> The task: Print a faithful copy of the data below, word for word, with the pictures left out.

> Material for this exercise:
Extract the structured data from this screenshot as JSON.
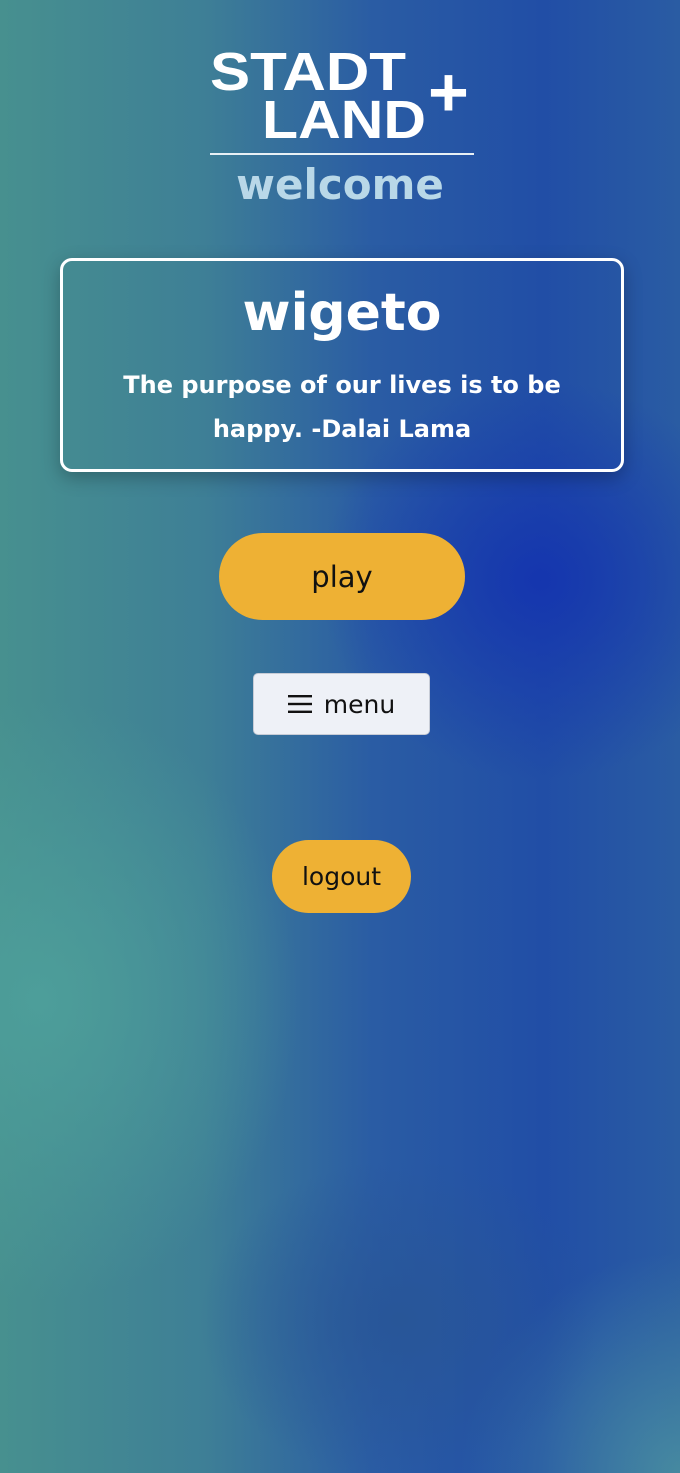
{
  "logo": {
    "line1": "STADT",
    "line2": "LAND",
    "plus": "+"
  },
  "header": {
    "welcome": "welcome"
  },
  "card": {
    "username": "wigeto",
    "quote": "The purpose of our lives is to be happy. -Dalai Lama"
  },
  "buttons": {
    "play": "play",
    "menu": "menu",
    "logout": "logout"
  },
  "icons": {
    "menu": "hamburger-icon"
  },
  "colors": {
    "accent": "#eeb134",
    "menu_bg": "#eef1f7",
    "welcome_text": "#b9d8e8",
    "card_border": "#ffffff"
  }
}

> Reply to the task:
Extract the structured data from this screenshot as JSON.
{
  "logo": {
    "line1": "STADT",
    "line2": "LAND",
    "plus": "+"
  },
  "header": {
    "welcome": "welcome"
  },
  "card": {
    "username": "wigeto",
    "quote": "The purpose of our lives is to be happy. -Dalai Lama"
  },
  "buttons": {
    "play": "play",
    "menu": "menu",
    "logout": "logout"
  },
  "icons": {
    "menu": "hamburger-icon"
  },
  "colors": {
    "accent": "#eeb134",
    "menu_bg": "#eef1f7",
    "welcome_text": "#b9d8e8",
    "card_border": "#ffffff"
  }
}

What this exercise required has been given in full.